It’s funny how things come full circle. After getting some online training and learning how to build web sites in the late 1990’s, we built our first web site. We were niche resume writers and IT Recruiters. Our site got traffic and we sold enough services that Dave and I both made a nice income. We never considered ourselves web developers or marketers at the time.
However, we decided to build another site so we could push more traffic to our service and that is how Resume-Resource.com was born. I remember having 100 pages up and being so annoyed that only 2-3 people would visit it a day. Being naive, I thought I could get traffic from actual links. So I went out and searched for colleges and universities that had career centers and wrote long, individual, unique emails asking for a link on their page. I didn’t even use a template. It took forever. I was disappointed by a 10% success rate.
How this Link Building Actually Helped Us
What happened next was a real surprise. After taking this approach for almost a year (link building part time), we started getting a lot of traffic. While some of that traffic came from colleges, the bulk of it came from this search engine called Google. Of course, Google was just starting to take the lead in search market. Eventually, our site started growing and we realized we could monetize easier through advertising and by 2005 we were generating hundreds of thousands of pageviews a month. What we realized is that these good links built up our sites trust. Google used a term called “Page Rank” and getting a ton of quality links helped catapult our PR. This led to a great number of top 10 listings for a number of contested keywords.

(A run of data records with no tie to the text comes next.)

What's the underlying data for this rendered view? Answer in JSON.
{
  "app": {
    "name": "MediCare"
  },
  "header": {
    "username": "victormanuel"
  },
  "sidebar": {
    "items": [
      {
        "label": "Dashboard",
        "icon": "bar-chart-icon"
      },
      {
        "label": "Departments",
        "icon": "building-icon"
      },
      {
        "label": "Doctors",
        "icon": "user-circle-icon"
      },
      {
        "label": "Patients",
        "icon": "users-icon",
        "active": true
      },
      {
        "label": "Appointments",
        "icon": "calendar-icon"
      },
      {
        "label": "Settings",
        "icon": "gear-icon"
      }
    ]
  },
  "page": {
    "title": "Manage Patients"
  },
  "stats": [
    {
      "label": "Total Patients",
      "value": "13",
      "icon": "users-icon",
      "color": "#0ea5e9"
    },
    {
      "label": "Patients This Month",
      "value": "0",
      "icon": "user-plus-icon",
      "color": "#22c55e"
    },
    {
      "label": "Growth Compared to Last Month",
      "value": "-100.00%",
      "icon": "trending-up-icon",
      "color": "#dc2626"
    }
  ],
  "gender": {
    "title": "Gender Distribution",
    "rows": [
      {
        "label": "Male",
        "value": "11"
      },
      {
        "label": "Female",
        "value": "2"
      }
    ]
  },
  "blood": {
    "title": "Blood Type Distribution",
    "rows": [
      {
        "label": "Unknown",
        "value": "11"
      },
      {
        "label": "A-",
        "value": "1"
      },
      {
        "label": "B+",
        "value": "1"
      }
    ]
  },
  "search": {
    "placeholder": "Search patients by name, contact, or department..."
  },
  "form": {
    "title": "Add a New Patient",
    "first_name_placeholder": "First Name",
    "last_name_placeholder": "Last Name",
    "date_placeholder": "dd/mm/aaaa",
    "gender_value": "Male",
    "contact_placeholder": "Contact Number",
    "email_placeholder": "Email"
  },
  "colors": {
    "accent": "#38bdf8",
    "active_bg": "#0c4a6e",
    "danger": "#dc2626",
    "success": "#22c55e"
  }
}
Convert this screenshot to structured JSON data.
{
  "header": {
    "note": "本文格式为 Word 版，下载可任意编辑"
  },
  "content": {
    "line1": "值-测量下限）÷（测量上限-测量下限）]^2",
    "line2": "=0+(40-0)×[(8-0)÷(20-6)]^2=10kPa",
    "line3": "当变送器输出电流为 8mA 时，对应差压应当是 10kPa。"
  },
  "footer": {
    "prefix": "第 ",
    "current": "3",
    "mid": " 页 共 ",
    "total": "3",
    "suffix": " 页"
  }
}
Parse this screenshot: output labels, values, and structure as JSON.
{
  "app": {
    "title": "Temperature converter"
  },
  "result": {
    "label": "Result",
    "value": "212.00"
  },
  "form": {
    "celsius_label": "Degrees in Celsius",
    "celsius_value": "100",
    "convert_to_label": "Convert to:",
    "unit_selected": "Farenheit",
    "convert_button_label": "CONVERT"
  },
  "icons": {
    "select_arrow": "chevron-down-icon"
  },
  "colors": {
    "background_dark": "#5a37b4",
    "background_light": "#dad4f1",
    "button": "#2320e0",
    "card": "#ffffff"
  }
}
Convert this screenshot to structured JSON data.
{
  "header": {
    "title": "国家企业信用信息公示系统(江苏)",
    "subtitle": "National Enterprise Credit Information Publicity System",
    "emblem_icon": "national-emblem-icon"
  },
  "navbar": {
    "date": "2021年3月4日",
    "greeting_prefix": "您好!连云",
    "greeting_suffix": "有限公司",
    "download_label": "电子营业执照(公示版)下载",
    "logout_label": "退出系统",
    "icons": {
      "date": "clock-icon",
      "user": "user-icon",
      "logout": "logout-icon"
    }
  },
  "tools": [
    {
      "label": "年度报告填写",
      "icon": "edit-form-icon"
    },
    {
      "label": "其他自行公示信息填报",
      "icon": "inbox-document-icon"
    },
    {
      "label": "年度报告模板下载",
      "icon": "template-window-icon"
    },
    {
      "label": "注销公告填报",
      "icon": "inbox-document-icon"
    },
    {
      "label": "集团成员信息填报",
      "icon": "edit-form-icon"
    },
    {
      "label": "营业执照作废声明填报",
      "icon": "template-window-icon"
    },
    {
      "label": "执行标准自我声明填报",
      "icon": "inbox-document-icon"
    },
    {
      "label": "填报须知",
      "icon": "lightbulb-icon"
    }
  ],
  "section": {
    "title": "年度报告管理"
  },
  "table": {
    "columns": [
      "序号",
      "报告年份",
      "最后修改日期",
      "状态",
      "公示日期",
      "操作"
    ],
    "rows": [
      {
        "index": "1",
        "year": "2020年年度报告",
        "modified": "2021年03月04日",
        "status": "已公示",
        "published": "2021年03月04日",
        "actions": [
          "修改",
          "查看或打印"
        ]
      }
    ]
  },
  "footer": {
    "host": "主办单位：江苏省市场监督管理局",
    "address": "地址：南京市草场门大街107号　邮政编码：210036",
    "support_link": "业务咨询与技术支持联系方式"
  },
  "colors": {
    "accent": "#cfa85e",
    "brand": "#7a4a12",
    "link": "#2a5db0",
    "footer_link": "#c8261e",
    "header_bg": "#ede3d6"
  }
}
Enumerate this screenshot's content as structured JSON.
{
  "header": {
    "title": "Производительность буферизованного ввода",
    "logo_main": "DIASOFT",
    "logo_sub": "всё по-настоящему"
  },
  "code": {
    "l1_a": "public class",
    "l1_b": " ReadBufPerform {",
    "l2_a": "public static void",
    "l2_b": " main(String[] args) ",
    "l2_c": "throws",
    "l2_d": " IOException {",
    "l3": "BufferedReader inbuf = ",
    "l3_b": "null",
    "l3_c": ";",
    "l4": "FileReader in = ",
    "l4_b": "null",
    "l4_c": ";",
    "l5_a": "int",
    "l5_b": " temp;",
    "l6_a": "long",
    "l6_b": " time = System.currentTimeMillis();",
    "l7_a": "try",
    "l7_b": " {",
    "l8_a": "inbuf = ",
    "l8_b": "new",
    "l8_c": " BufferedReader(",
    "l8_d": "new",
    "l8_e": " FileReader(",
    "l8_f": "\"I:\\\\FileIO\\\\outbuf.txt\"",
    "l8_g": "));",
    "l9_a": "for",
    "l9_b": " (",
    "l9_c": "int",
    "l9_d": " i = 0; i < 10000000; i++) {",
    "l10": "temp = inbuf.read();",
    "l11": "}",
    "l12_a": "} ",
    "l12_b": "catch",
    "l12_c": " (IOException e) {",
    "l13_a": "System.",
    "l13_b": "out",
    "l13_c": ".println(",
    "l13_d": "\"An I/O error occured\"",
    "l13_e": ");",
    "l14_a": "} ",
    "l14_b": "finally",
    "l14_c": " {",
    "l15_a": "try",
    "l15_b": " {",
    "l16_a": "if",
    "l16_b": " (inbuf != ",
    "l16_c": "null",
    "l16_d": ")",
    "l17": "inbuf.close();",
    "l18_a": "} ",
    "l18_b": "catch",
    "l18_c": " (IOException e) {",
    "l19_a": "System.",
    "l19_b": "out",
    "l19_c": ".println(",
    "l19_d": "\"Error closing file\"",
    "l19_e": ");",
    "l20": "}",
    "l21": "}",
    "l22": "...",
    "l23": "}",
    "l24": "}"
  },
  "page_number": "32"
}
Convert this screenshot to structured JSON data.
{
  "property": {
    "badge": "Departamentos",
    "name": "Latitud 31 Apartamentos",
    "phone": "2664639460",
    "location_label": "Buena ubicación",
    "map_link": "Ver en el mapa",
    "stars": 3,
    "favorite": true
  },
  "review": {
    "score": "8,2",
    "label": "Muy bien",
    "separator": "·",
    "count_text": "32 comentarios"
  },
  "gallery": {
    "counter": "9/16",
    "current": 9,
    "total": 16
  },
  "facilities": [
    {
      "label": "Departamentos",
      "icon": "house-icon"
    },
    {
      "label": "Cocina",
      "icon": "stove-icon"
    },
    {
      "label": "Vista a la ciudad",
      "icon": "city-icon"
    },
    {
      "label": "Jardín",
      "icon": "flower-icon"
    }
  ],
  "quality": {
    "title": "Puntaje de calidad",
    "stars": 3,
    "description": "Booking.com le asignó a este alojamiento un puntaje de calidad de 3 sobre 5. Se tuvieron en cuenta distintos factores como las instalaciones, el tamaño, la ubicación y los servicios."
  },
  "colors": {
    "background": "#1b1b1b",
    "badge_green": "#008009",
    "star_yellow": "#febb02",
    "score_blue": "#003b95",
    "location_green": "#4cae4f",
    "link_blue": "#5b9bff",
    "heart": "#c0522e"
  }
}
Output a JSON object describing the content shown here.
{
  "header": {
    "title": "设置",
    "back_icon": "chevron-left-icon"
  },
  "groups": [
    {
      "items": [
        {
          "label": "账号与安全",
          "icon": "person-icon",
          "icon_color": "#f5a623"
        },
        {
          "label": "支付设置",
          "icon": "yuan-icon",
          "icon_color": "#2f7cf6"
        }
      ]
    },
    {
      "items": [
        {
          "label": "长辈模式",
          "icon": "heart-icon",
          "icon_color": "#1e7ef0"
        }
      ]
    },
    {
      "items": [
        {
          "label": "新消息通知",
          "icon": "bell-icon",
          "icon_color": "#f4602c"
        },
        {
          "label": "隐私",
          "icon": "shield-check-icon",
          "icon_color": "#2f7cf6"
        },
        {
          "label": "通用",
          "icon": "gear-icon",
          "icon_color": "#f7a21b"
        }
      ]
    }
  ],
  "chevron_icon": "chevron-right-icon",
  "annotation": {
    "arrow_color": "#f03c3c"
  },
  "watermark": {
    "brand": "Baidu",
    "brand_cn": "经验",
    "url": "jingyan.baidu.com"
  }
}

After this point, we made several other web sites. Some worked, others didn’t work so well. We started outsourcing link building and spent a lot of money on building quick links. We went with quantity over quality. At the time, it wasn’t a bad idea as it was effective. We never did anything black hat. However, the lack of quality stopped working so well. We had a spike of high traffic but then things settled down. Essentially, Google changed the way they valued links. And having a poor link profile can hurt your rankings through the Penguin algorithm.
From this point forward, you HAVE to think value when building links.
The biggest risk in building quick, fast, easy low quality links is Penguin. If your site has too many bad links pointing to it, you can get penalized. But just as important, these links don’t really help you anymore, even if you are not penalized.
The easiest way to explain it is that 10 links from a great source can help your site in search better than 10,000 links from garbage sites. Anything that is a quick submission isn’t going to help. Auto-generated blogs, link networks, blog comments, forum links and bulk directories are not the ideal links. In the past, these links could build up and help your site rank higher, but now it is a waste a time.
Essentially, we have gone back to our roots of link building. We look for sites that are in our niche, where a link could actually give us traffic. We explain how our content is useful and even offer to help their site.
Quality Link Building Through Outreach
We spend more time on email outreach. 90% of our link building is focused in the attempt to build relationships with other sites. And that 10% success rate is actually very good. I’ll take that all day. Some of outreach can be automated but I never recommend mass emails or cookie cutter messages. Make your message unique and thoughtful.
The naive Internet rookie in 2001 actually had it right. You have to go for the good links. Even if it is slow and methodical. We have taken this approach with our newest site and it is amazing when I look at our traffic and see so much traffic coming from sites other than search. Eventually, we expect search engines to give us traffic, but there is traffic to be gained by obtaining links quality sites. And without question, your best use of time and capital should be spent building quality links to sites in your vertical.